My mother stockpiled soft drinks by the case and Halloween-sized bags of candy year-round in our garage, regularly replenishing a freezer the dimensions of a Roman tomb with stacked boxes of packaged snack cakes, frozen pies, and gallon tubs of ice cream. Even my father, whose personal austerity rivaled that of any Buddhist monk, was a donut pusher who kept Baby Ruth bars under the rolled-up socks in his underwear drawer.

The second genre that Cakewalk conforms to is the foodie memoir, where in a tradition that runs from Ruth Reichl’s Tender at the Bone to Kim Severson’s Spoon Fed, learning to cook is a kind of growing up in itself and the narrative moves from one elaborately-prepared dish to another. The book is made up of thirty-five short chapters, all but two followed by recipes. Whether this was Moses’s intention or not, the presentation allows readers to approach her story as they would a cookbook, dipping in for the rhubarb crisp and the anecdotes surrounding it, skipping over the chocolate chip cookies and the German pancakes, and ultimately deciding on the spiced pecan birthday cake.
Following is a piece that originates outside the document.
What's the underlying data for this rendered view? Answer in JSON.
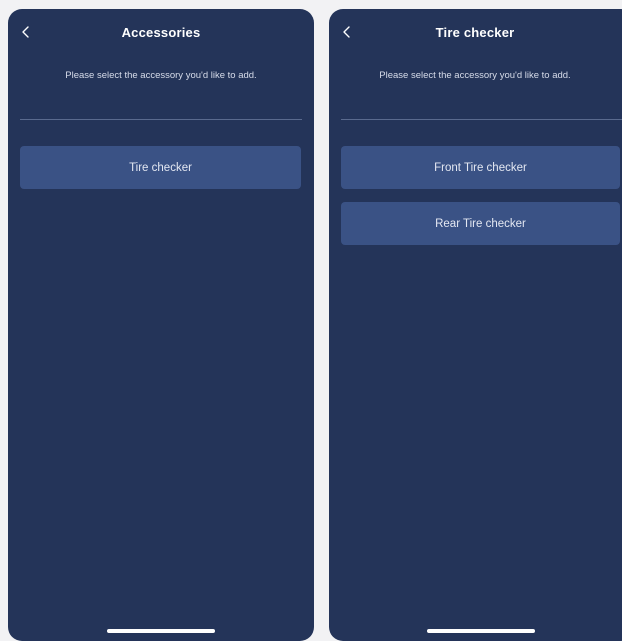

Cakewalk distinguishes itself as both autobiography and food-writing with its gentle ability to allow food to function on the page as it does in life, as a metaphor for our larger desires and a material component of them, the proclivities and pathologies that surround it’s consumption individual to each one of us.

Moses reaches page 266 before declaring that “I was no longer a child,” and the adult life that follows is a mere coda to the coming of age that preceded it. A function of my own peculiar set of proclivities and pathologies, I’m sure, I tend to be impatient with the literary task of rendering the naïve experiences of youth in language that conveys the insight of adulthood. Though the voice in Cakewalk is consistently compelling and sincere, I flipped quickly through the passages recalling fabled family histories and the retellings of upheavals that moved the author’s family back and forth between Alaska and the lower forty-eight, even the lovable characterizations of teachers who enabled the protagonist’s burgeoning writing career and the lyrical homage to Berkeley’s Gourmet Ghetto (where Moses eventually settled). What slammed me to a stop was the scene in which Moses returns to her capricious mother’s Anchorage residence after graduating from college only to find that “the house looked like it had been ransacked by secret police” and that the untended refrigerator “was like one of those seventeenth-century Dutch still lifes of a table opulent with gloriously ripe fruit and vegetables, which on closer examination you realize are oozing rot and maggots.”

In a heartbreaking farewell to childhood at the close of that chapter, she drives away from home and into her own life, past a field of wild strawberries longing to be picked.

September 26, 2010